Considering the political flashpoint that masks have become, it’s not surprising that some are choosing to disregard the mandate put in place earlier this month by Dirk Wilke, the state’s interim health officer. After all, reports from across the nation hinted there might be trouble.
In response, Grand Forks Police Department officers are choosing to first educate violators rather than criminalize them.
“We want to emphasize education, getting people to voluntarily comply, because obviously it's a big step,” Grand Forks Police Department Lt. Travis Benson recently told the Herald. “It's very different from anything that anybody around us historically (has) seen.”
It sure is. And considering that, should police, in light of rising coronavirus numbers and evidence that masks work, crack down on violators?
No. The approach being taken by Grand Forks police is best.
As of Thursday, Grand Forks police had taken 11 calls in the first days of the statewide mandate. Of those, four resulted in written reports; nobody was charged or ticketed.
But here is what’s important: Police actually have the option to charge violators, and those who break the law could face fines up to $1,000.

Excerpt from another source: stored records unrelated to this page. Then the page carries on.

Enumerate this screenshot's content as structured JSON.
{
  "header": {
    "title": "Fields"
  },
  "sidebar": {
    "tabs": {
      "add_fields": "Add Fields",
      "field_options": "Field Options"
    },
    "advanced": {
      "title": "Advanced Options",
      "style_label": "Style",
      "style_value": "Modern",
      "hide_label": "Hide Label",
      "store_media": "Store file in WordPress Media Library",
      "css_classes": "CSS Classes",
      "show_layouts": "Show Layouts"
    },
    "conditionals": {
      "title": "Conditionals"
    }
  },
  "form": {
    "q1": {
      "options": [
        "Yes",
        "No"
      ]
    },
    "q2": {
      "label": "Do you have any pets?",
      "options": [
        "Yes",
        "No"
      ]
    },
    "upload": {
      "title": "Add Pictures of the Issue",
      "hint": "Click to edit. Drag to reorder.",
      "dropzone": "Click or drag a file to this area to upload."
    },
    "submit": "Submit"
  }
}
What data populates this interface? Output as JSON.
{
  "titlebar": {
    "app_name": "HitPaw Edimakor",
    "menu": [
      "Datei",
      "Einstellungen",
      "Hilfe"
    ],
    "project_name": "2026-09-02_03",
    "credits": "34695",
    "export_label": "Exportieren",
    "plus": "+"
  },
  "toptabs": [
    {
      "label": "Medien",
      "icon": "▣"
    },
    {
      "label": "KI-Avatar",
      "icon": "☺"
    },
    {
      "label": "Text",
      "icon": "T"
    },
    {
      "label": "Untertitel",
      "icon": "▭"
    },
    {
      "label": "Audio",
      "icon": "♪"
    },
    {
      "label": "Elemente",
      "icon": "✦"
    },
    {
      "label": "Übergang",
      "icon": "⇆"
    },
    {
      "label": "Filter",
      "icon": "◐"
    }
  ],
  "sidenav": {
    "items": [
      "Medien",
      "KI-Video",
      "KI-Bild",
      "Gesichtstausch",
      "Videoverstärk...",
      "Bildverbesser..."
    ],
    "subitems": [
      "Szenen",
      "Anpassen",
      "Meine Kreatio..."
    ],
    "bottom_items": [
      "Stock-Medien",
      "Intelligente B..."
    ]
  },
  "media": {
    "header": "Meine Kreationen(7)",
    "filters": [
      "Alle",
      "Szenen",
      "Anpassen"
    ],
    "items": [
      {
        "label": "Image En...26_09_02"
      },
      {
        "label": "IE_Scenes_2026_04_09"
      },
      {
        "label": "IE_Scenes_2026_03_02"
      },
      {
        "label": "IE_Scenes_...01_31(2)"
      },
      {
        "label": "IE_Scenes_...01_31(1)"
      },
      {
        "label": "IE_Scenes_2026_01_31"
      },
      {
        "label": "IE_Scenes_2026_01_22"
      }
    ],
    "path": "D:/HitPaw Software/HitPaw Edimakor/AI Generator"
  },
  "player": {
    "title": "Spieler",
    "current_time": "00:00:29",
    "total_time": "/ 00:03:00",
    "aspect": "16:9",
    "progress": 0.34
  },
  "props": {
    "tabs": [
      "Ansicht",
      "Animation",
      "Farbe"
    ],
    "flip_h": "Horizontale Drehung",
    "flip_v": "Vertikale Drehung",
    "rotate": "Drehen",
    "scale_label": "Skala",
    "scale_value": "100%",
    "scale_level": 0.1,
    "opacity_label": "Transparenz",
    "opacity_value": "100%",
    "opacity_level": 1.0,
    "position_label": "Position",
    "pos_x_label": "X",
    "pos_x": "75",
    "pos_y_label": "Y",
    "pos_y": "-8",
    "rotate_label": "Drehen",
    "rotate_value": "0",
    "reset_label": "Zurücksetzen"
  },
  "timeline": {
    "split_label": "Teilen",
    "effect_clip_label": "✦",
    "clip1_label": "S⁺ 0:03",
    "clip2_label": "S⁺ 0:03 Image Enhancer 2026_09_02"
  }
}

The potential for fines is what was missing all along, and that potential should help reduce the number of people who still choose not to wear a mask. The statewide order also takes pressure off businesses, many of which had previously required mask use but had few options to deal with those who didn’t oblige.
While we do hope police will crack down on repeat offenders or aggressive violators, charging first-time offenders could get dicey. Too much subjectivity comes into play, fairness could be an issue and questions inevitably arise.
How much time will officers spend responding to alleged violations? Will additional resources or officers be made available to police departments that do attempt blanket enforcement? Do we really want to put officers in a situation that could lead to some violent incident when a calm discussion would be a better alternative?
Police still should respond when necessary, break up mask-related altercations, help businesses maintain order and remind violators of their obligation. They are now backed by their ability to charge violators – it’s the proverbial teeth that were missing in previous mask requests and resolutions.
This is all similar to discussions a decade ago about texting while driving. Many felt proposed laws were unenforceable, but proponents believed that simply adding some sort of official penalty was a step forward nonetheless. The laws gave police options and, most important, sent a necessary message to the public.
Recent statewide mask mandates and associated penalties certainly give police options and, similarly, should send a message to North Dakotans. Perhaps this, above all else, is what has been needed.